If you’re not local, consider donating to the family. Donations will help cover the costs of Breen’s growing medical expenses. His first amputation is scheduled for today. Life is forever going to be different, Breen’s wife said. But different doesn’t necessarily have to be bad.
It’s just going to be what we make it and we just have to figure it out. Figure it out for our kids. Dad’s going to have cool hands. Dad’s going to have cool feet. We have to be positive.
Kevin and his wife, Julie have shown great strength, humility, perseverance and faith in God throughout his ongoing journey. Please consider making a donation to show your support. The amount of prayers lifted up no doubt kept Kevin alive. They’ve been a very long journey ahead with many unknowns. Please continue to pray and they will continue to be thankful for all that they still have.
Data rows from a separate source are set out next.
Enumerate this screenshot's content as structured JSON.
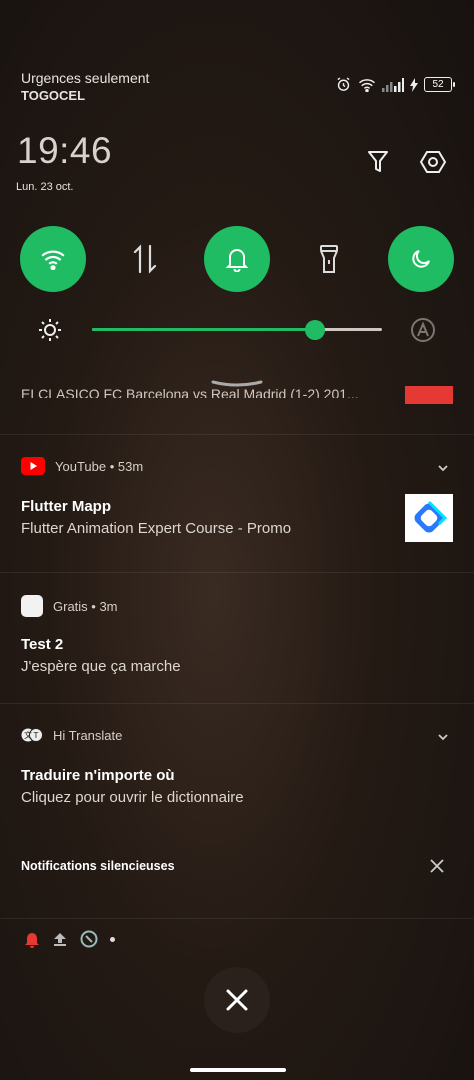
{
  "status_bar": {
    "carrier_line1": "Urgences seulement",
    "carrier_line2": "TOGOCEL",
    "battery": "52",
    "icons": [
      "alarm-icon",
      "wifi-icon",
      "signal-icon",
      "charging-icon",
      "battery-icon"
    ]
  },
  "header": {
    "time": "19:46",
    "date": "Lun. 23 oct.",
    "filter_icon": "filter-icon",
    "settings_icon": "settings-icon"
  },
  "quick_settings": [
    {
      "name": "wifi",
      "icon": "wifi-icon",
      "active": true
    },
    {
      "name": "mobile-data",
      "icon": "data-arrows-icon",
      "active": false
    },
    {
      "name": "sound",
      "icon": "bell-icon",
      "active": true
    },
    {
      "name": "flashlight",
      "icon": "flashlight-icon",
      "active": false
    },
    {
      "name": "dark-mode",
      "icon": "moon-icon",
      "active": true
    }
  ],
  "brightness": {
    "level": 0.77,
    "auto_icon": "auto-brightness-icon"
  },
  "truncated_notification": {
    "text": "ELCLASICO FC Barcelona vs Real Madrid (1-2) 201..."
  },
  "notifications": [
    {
      "app": "YouTube",
      "time": "53m",
      "title": "Flutter Mapp",
      "body": "Flutter Animation Expert Course - Promo"
    },
    {
      "app": "Gratis",
      "time": "3m",
      "title": "Test 2",
      "body": "J'espère que ça marche"
    },
    {
      "app": "Hi Translate",
      "time": "",
      "title": "Traduire n'importe où",
      "body": "Cliquez pour ouvrir le dictionnaire"
    }
  ],
  "silent": {
    "label": "Notifications silencieuses"
  },
  "colors": {
    "accent": "#1fbc63",
    "youtube": "#ff0000"
  }
}
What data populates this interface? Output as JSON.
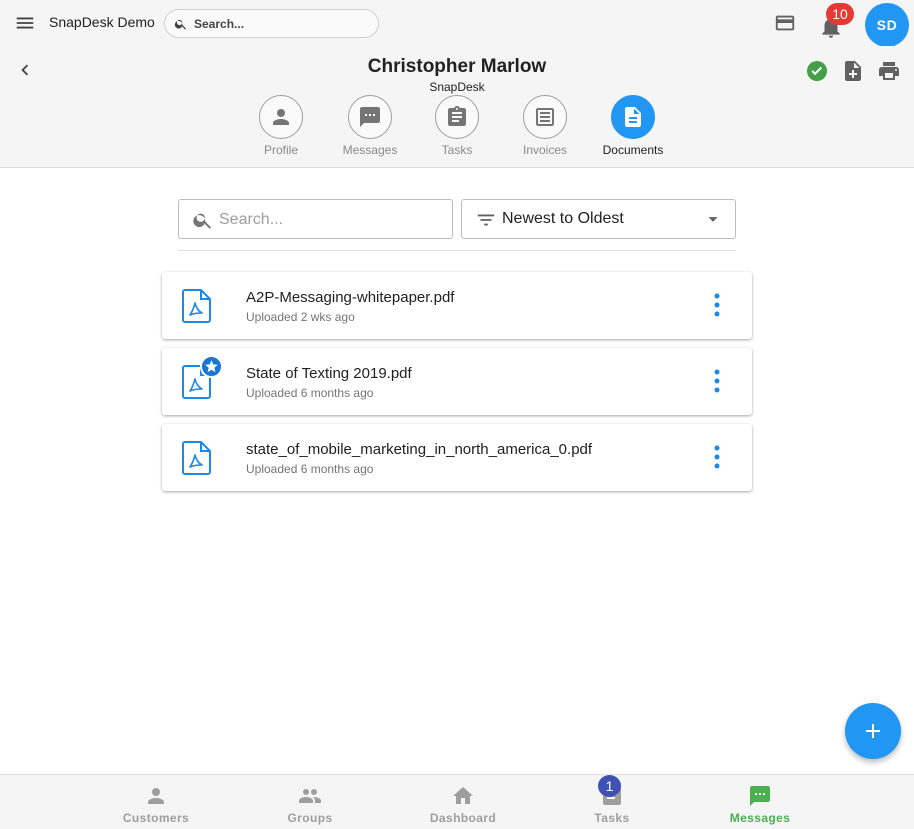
{
  "appbar": {
    "title": "SnapDesk Demo",
    "search_placeholder": "Search...",
    "notification_count": "10",
    "avatar_initials": "SD",
    "icons": [
      "menu-icon",
      "search-icon",
      "credit-card-icon",
      "bell-icon"
    ]
  },
  "profile": {
    "name": "Christopher Marlow",
    "company": "SnapDesk",
    "header_icons": [
      "back-icon",
      "check-circle-icon",
      "add-document-icon",
      "print-icon"
    ],
    "status_color": "#43a047",
    "tabs": [
      {
        "label": "Profile",
        "icon": "person-icon",
        "active": false
      },
      {
        "label": "Messages",
        "icon": "chat-icon",
        "active": false
      },
      {
        "label": "Tasks",
        "icon": "clipboard-icon",
        "active": false
      },
      {
        "label": "Invoices",
        "icon": "receipt-icon",
        "active": false
      },
      {
        "label": "Documents",
        "icon": "document-icon",
        "active": true
      }
    ]
  },
  "filters": {
    "search_placeholder": "Search...",
    "sort_value": "Newest to Oldest"
  },
  "documents": [
    {
      "name": "A2P-Messaging-whitepaper.pdf",
      "meta": "Uploaded 2 wks ago",
      "starred": false
    },
    {
      "name": "State of Texting 2019.pdf",
      "meta": "Uploaded 6 months ago",
      "starred": true
    },
    {
      "name": "state_of_mobile_marketing_in_north_america_0.pdf",
      "meta": "Uploaded 6 months ago",
      "starred": false
    }
  ],
  "fab": {
    "icon": "plus-icon"
  },
  "bottom_nav": {
    "items": [
      {
        "label": "Customers",
        "icon": "person-icon",
        "active": false
      },
      {
        "label": "Groups",
        "icon": "people-icon",
        "active": false
      },
      {
        "label": "Dashboard",
        "icon": "home-icon",
        "active": false
      },
      {
        "label": "Tasks",
        "icon": "task-icon",
        "active": false
      },
      {
        "label": "Messages",
        "icon": "chat-icon",
        "active": true
      }
    ],
    "tasks_badge": "1"
  },
  "colors": {
    "accent": "#2196f3",
    "notification_badge": "#e53935",
    "active_nav": "#4caf50",
    "tasks_badge": "#3f51b5"
  }
}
Life will forever be different, but different doesn’t have to be bad. Kevin was only one of two men in the world with a documented case of this form of strep throat, his wife noted. The ordeal began in December 2016 when he developed a sore throat and stomach pain on the day after Christmas. Julie remembered being concerned because Kevin never took a day off work but felt so ill that he decided to stay home. He sought help at an urgent care center where he initially tested positive for both flu and strep throat.
The couple returned home and had to go to the emergency room the next morning when Kevin’s pain became unbearable. It was really terrifying, Julie recalled. Almost three years later, we wanted to give everyone an update on our family. The video shown below was made by our amazing prosthetic company Hanger Clinic. The video gives a great update on Kevin and our family.
We also have the opportunity to be on the third hour of the Today show on Friday, October 25. We would not be here without the amazing amount of blessings God has sent our way and we’re forever thankful for the continued support we have received from so many. We hope our story can help motivate and encourage others going through difficult situations.
The ordeal has brought the couple closer together. I became his full time nurse when he first got home and watching his unwavering determination to be independent Again was so inspiring to both me and the kids, Julie said.